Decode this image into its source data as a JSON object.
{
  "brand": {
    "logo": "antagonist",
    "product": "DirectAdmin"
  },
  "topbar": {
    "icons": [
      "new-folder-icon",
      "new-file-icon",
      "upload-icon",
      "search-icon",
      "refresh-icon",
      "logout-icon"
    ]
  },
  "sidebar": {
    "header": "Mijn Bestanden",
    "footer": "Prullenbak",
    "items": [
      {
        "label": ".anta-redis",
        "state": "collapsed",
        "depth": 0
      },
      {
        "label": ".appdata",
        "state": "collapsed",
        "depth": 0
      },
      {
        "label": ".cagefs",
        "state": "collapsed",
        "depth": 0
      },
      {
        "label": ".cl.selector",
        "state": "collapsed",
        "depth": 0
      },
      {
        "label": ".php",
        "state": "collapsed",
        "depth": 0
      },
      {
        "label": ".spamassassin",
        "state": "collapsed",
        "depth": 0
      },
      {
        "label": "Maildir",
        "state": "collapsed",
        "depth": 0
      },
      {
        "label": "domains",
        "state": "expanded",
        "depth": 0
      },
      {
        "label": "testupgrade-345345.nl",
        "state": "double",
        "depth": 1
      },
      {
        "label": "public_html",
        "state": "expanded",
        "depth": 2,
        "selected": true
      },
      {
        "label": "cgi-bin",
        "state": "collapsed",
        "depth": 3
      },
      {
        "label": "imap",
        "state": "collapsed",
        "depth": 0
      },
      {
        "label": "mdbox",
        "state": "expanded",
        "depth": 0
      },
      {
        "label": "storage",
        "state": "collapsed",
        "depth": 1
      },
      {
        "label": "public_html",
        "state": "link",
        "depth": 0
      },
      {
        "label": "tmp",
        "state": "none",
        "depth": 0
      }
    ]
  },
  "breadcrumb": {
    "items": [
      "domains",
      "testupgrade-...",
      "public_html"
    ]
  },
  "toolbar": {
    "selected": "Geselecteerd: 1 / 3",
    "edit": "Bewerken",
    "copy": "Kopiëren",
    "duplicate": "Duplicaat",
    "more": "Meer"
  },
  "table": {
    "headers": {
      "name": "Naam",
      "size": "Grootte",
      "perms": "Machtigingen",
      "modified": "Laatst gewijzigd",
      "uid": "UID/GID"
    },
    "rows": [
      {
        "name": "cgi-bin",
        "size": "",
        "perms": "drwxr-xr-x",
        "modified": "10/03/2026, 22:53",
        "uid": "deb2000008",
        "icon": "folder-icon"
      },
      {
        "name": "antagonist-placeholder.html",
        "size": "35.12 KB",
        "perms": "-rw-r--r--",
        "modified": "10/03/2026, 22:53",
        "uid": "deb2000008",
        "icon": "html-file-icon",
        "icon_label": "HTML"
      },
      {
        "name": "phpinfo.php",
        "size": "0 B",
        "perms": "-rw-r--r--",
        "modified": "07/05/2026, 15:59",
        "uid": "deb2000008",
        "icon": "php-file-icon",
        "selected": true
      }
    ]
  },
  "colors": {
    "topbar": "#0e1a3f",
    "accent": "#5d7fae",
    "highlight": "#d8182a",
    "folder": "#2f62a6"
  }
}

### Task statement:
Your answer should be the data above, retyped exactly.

### Solution to this exercise:
Decode this image into its source data as a JSON object.
{
  "brand": {
    "logo": "antagonist",
    "product": "DirectAdmin"
  },
  "topbar": {
    "icons": [
      "new-folder-icon",
      "new-file-icon",
      "upload-icon",
      "search-icon",
      "refresh-icon",
      "logout-icon"
    ]
  },
  "sidebar": {
    "header": "Mijn Bestanden",
    "footer": "Prullenbak",
    "items": [
      {
        "label": ".anta-redis",
        "state": "collapsed",
        "depth": 0
      },
      {
        "label": ".appdata",
        "state": "collapsed",
        "depth": 0
      },
      {
        "label": ".cagefs",
        "state": "collapsed",
        "depth": 0
      },
      {
        "label": ".cl.selector",
        "state": "collapsed",
        "depth": 0
      },
      {
        "label": ".php",
        "state": "collapsed",
        "depth": 0
      },
      {
        "label": ".spamassassin",
        "state": "collapsed",
        "depth": 0
      },
      {
        "label": "Maildir",
        "state": "collapsed",
        "depth": 0
      },
      {
        "label": "domains",
        "state": "expanded",
        "depth": 0
      },
      {
        "label": "testupgrade-345345.nl",
        "state": "double",
        "depth": 1
      },
      {
        "label": "public_html",
        "state": "expanded",
        "depth": 2,
        "selected": true
      },
      {
        "label": "cgi-bin",
        "state": "collapsed",
        "depth": 3
      },
      {
        "label": "imap",
        "state": "collapsed",
        "depth": 0
      },
      {
        "label": "mdbox",
        "state": "expanded",
        "depth": 0
      },
      {
        "label": "storage",
        "state": "collapsed",
        "depth": 1
      },
      {
        "label": "public_html",
        "state": "link",
        "depth": 0
      },
      {
        "label": "tmp",
        "state": "none",
        "depth": 0
      }
    ]
  },
  "breadcrumb": {
    "items": [
      "domains",
      "testupgrade-...",
      "public_html"
    ]
  },
  "toolbar": {
    "selected": "Geselecteerd: 1 / 3",
    "edit": "Bewerken",
    "copy": "Kopiëren",
    "duplicate": "Duplicaat",
    "more": "Meer"
  },
  "table": {
    "headers": {
      "name": "Naam",
      "size": "Grootte",
      "perms": "Machtigingen",
      "modified": "Laatst gewijzigd",
      "uid": "UID/GID"
    },
    "rows": [
      {
        "name": "cgi-bin",
        "size": "",
        "perms": "drwxr-xr-x",
        "modified": "10/03/2026, 22:53",
        "uid": "deb2000008",
        "icon": "folder-icon"
      },
      {
        "name": "antagonist-placeholder.html",
        "size": "35.12 KB",
        "perms": "-rw-r--r--",
        "modified": "10/03/2026, 22:53",
        "uid": "deb2000008",
        "icon": "html-file-icon",
        "icon_label": "HTML"
      },
      {
        "name": "phpinfo.php",
        "size": "0 B",
        "perms": "-rw-r--r--",
        "modified": "07/05/2026, 15:59",
        "uid": "deb2000008",
        "icon": "php-file-icon",
        "selected": true
      }
    ]
  },
  "colors": {
    "topbar": "#0e1a3f",
    "accent": "#5d7fae",
    "highlight": "#d8182a",
    "folder": "#2f62a6"
  }
}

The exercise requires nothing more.